MATERIAL SUPPLIED START
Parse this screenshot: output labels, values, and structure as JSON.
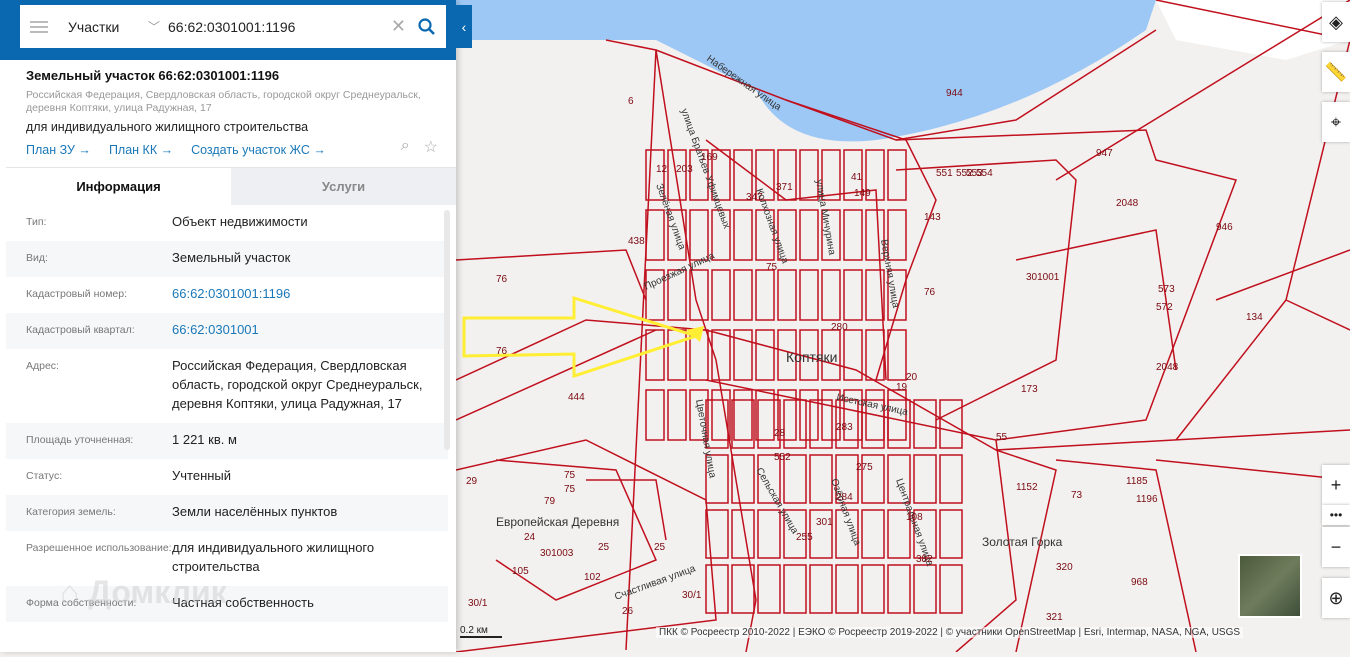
{
  "search": {
    "menu_icon": "hamburger-icon",
    "layer_select": "Участки",
    "query": "66:62:0301001:1196"
  },
  "object": {
    "title": "Земельный участок 66:62:0301001:1196",
    "address": "Российская Федерация, Свердловская область, городской округ Среднеуральск, деревня Коптяки, улица Радужная, 17",
    "use": "для индивидуального жилищного строительства",
    "links": [
      "План ЗУ →",
      "План КК →",
      "Создать участок ЖС →"
    ]
  },
  "tabs": [
    "Информация",
    "Услуги"
  ],
  "rows": [
    {
      "k": "Тип:",
      "v": "Объект недвижимости"
    },
    {
      "k": "Вид:",
      "v": "Земельный участок"
    },
    {
      "k": "Кадастровый номер:",
      "v": "66:62:0301001:1196",
      "link": true
    },
    {
      "k": "Кадастровый квартал:",
      "v": "66:62:0301001",
      "link": true
    },
    {
      "k": "Адрес:",
      "v": "Российская Федерация, Свердловская область, городской округ Среднеуральск, деревня Коптяки, улица Радужная, 17"
    },
    {
      "k": "Площадь уточненная:",
      "v": "1 221 кв. м"
    },
    {
      "k": "Статус:",
      "v": "Учтенный"
    },
    {
      "k": "Категория земель:",
      "v": "Земли населённых пунктов"
    },
    {
      "k": "Разрешенное использование:",
      "v": "для индивидуального жилищного строительства"
    },
    {
      "k": "Форма собственности:",
      "v": "Частная собственность"
    }
  ],
  "watermark": "Домклик",
  "map": {
    "places": [
      "Коптяки",
      "Европейская Деревня",
      "Золотая Горка"
    ],
    "streets": [
      "Набережная улица",
      "улица Братьев Уфимцевых",
      "Зелёная улица",
      "Колхозная улица",
      "улица Мичурина",
      "Верхняя улица",
      "Проезжая улица",
      "Исетская улица",
      "Цветочная улица",
      "Сельская улица",
      "Озёрная улица",
      "Центральная улица",
      "Счастливая улица"
    ],
    "parcels": [
      "6",
      "944",
      "947",
      "2048",
      "946",
      "301001",
      "572",
      "573",
      "134",
      "2048",
      "173",
      "55",
      "76",
      "76",
      "438",
      "12",
      "203",
      "169",
      "347",
      "371",
      "41",
      "149",
      "551",
      "552",
      "553",
      "554",
      "143",
      "75",
      "280",
      "76",
      "19",
      "20",
      "444",
      "28",
      "283",
      "552",
      "284",
      "275",
      "301",
      "108",
      "255",
      "382",
      "1152",
      "73",
      "1185",
      "1196",
      "320",
      "968",
      "321",
      "29",
      "75",
      "75",
      "79",
      "24",
      "301003",
      "25",
      "25",
      "105",
      "102",
      "26",
      "30/1",
      "30/1"
    ],
    "scale": "0.2 км",
    "attribution": "ПКК © Росреестр 2010-2022 | ЕЭКО © Росреестр 2019-2022 | © участники OpenStreetMap | Esri, Intermap, NASA, NGA, USGS",
    "colors": {
      "boundary": "#c0101e",
      "water": "#9dc8f5",
      "highlight": "#ffee33"
    }
  }
}
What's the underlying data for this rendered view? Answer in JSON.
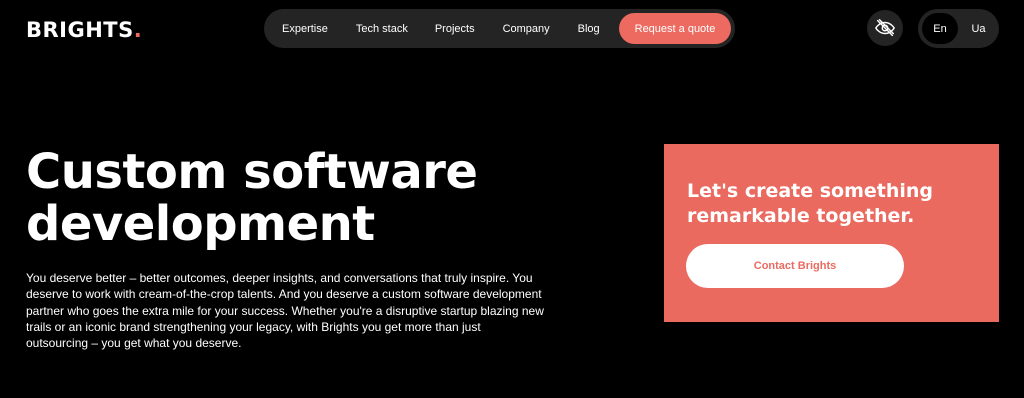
{
  "brand": {
    "logo_text": "BRIGHTS",
    "logo_dot": ".",
    "accent_color": "#ec6a60"
  },
  "nav": {
    "items": [
      {
        "label": "Expertise"
      },
      {
        "label": "Tech stack"
      },
      {
        "label": "Projects"
      },
      {
        "label": "Company"
      },
      {
        "label": "Blog"
      }
    ],
    "quote_label": "Request a quote"
  },
  "accessibility": {
    "icon": "eye-slash-icon"
  },
  "language": {
    "options": [
      "En",
      "Ua"
    ],
    "selected": "En"
  },
  "hero": {
    "title_line1": "Custom software",
    "title_line2": "development",
    "description": "You deserve better – better outcomes, deeper insights, and conversations that truly inspire. You deserve to work with cream-of-the-crop talents. And you deserve a custom software development partner who goes the extra mile for your success. Whether you're a disruptive startup blazing new trails or an iconic brand strengthening your legacy, with Brights you get more than just outsourcing – you get what you deserve."
  },
  "cta": {
    "heading_line1": "Let's create something",
    "heading_line2": "remarkable together.",
    "button_label": "Contact Brights"
  }
}
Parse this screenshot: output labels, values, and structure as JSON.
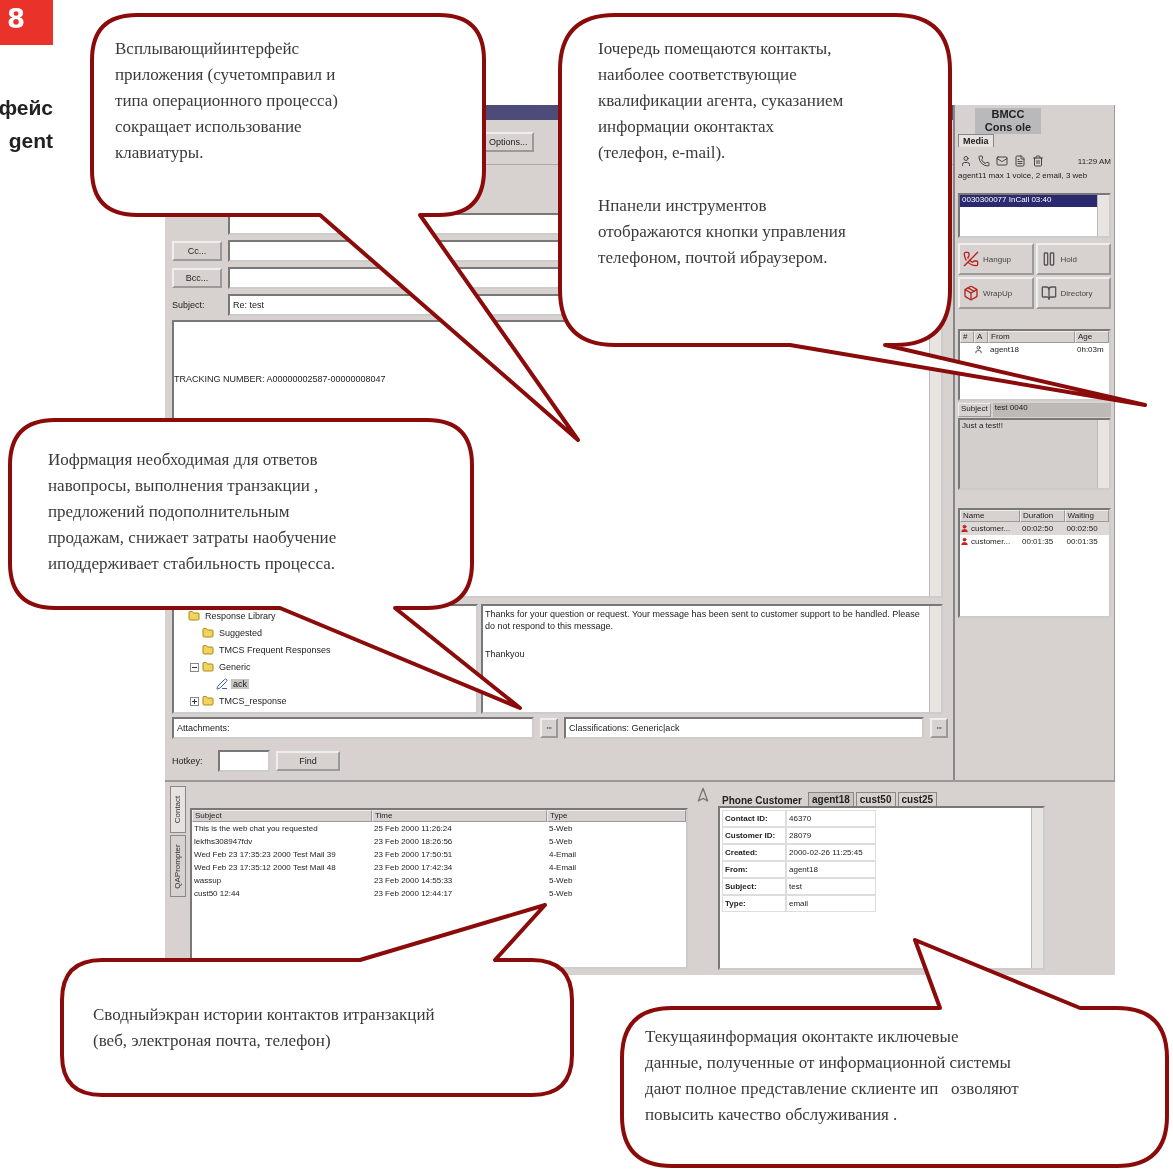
{
  "page_number": "8",
  "heading_lines": [
    "фейс",
    "gent"
  ],
  "main_window": {
    "options_button": "Options...",
    "address_buttons": [
      "Cc...",
      "Bcc..."
    ],
    "subject": {
      "label": "Subject:",
      "value": "Re: test"
    },
    "body": "TRACKING NUMBER: A00000002587-00000008047",
    "tree": [
      {
        "label": "Response Library",
        "selected": false,
        "children": [
          {
            "label": "Suggested",
            "selected": false
          },
          {
            "label": "TMCS Frequent Responses",
            "selected": false
          },
          {
            "label": "Generic",
            "selected": false,
            "expanded": true,
            "children": [
              {
                "label": "ack",
                "selected": true,
                "kind": "response"
              }
            ]
          },
          {
            "label": "TMCS_response",
            "selected": false,
            "expanded": false
          }
        ]
      }
    ],
    "response_text": "Thanks for your question or request. Your message has been sent to customer support to be handled. Please do not respond to this message.",
    "response_closing": "Thankyou",
    "attachments_label": "Attachments:",
    "classifications": "Classifications: Generic|ack",
    "hotkey_label": "Hotkey:",
    "find_button": "Find"
  },
  "console": {
    "title": "BMCC\nCons ole",
    "tab": "Media",
    "time": "11:29 AM",
    "status": "agent11 max 1 voice, 2 email, 3 web",
    "calls": [
      {
        "text": "0030300077 InCall 03:40",
        "selected": true
      }
    ],
    "actions": [
      "Hangup",
      "Hold",
      "WrapUp",
      "Directory"
    ],
    "queue": {
      "columns": [
        "#",
        "A",
        "From",
        "Age"
      ],
      "rows": [
        {
          "from": "agent18",
          "age": "0h:03m"
        }
      ]
    },
    "subject_label": "Subject",
    "subject_value": "test 0040",
    "message": "Just a test!!",
    "waiting": {
      "columns": [
        "Name",
        "Duration",
        "Waiting"
      ],
      "rows": [
        {
          "name": "customer...",
          "duration": "00:02:50",
          "waiting": "00:02:50",
          "selected": true
        },
        {
          "name": "customer...",
          "duration": "00:01:35",
          "waiting": "00:01:35",
          "selected": false
        }
      ]
    }
  },
  "bottom": {
    "side_tabs": [
      {
        "label": "Contact",
        "selected": true
      },
      {
        "label": "QAPrompter",
        "selected": false
      }
    ],
    "history": {
      "columns": [
        "Subject",
        "Time",
        "Type"
      ],
      "rows": [
        [
          "This is the web chat you requested",
          "25 Feb 2000 11:26:24",
          "5-Web"
        ],
        [
          "lekfhs308947fdv",
          "23 Feb 2000 18:26:56",
          "5-Web"
        ],
        [
          "Wed Feb 23 17:35:23 2000 Test Mail 39",
          "23 Feb 2000 17:50:51",
          "4-Email"
        ],
        [
          "Wed Feb 23 17:35:12 2000 Test Mail 48",
          "23 Feb 2000 17:42:34",
          "4-Email"
        ],
        [
          "wassup",
          "23 Feb 2000 14:55:33",
          "5-Web"
        ],
        [
          "cust50 12:44",
          "23 Feb 2000 12:44:17",
          "5-Web"
        ]
      ]
    },
    "customer_title": "Phone Customer",
    "customer_tabs": [
      {
        "label": "agent18",
        "selected": true
      },
      {
        "label": "cust50",
        "selected": false
      },
      {
        "label": "cust25",
        "selected": false
      }
    ],
    "fields": [
      {
        "label": "Contact ID:",
        "value": "46370"
      },
      {
        "label": "Customer ID:",
        "value": "28079"
      },
      {
        "label": "Created:",
        "value": "2000-02-26 11:25:45"
      },
      {
        "label": "From:",
        "value": "agent18"
      },
      {
        "label": "Subject:",
        "value": "test"
      },
      {
        "label": "Type:",
        "value": "email"
      }
    ]
  },
  "callouts": [
    {
      "paragraphs": [
        "Всплывающийинтерфейс\nприложения (сучетомправил и\nтипа операционного процесса)\nсокращает использование\nклавиатуры."
      ]
    },
    {
      "paragraphs": [
        "Іочередь помещаются контакты,\nнаиболее соответствующие\nквалификации агента, суказанием\nинформации оконтактах\n(телефон, e-mail).",
        "Нпанели инструментов\nотображаются кнопки управления\nтелефоном, почтой ибраузером."
      ]
    },
    {
      "paragraphs": [
        "Иофрмация необходимая для ответов\nнавопросы, выполнения транзакции ,\nпредложений подополнительным\nпродажам, снижает затраты наобучение\nиподдерживает стабильность процесса."
      ]
    },
    {
      "paragraphs": [
        "Сводныйэкран истории контактов итранзакций\n(веб, электроная почта, телефон)"
      ]
    },
    {
      "paragraphs": [
        "Текущаяинформация оконтакте иключевые\nданные, полученные от информационной системы\nдают полное представление склиенте ип   озволяют\nповысить качество обслуживания ."
      ]
    }
  ]
}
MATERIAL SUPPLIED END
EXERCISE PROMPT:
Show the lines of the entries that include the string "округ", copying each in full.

RESULT:
    "address": "Российская Федерация, Свердловская область, городской округ Среднеуральск, деревня Коптяки, улица Радужная, 17",
      "v": "Российская Федерация, Свердловская область, городской округ Среднеуральск, деревня Коптяки, улица Радужная, 17"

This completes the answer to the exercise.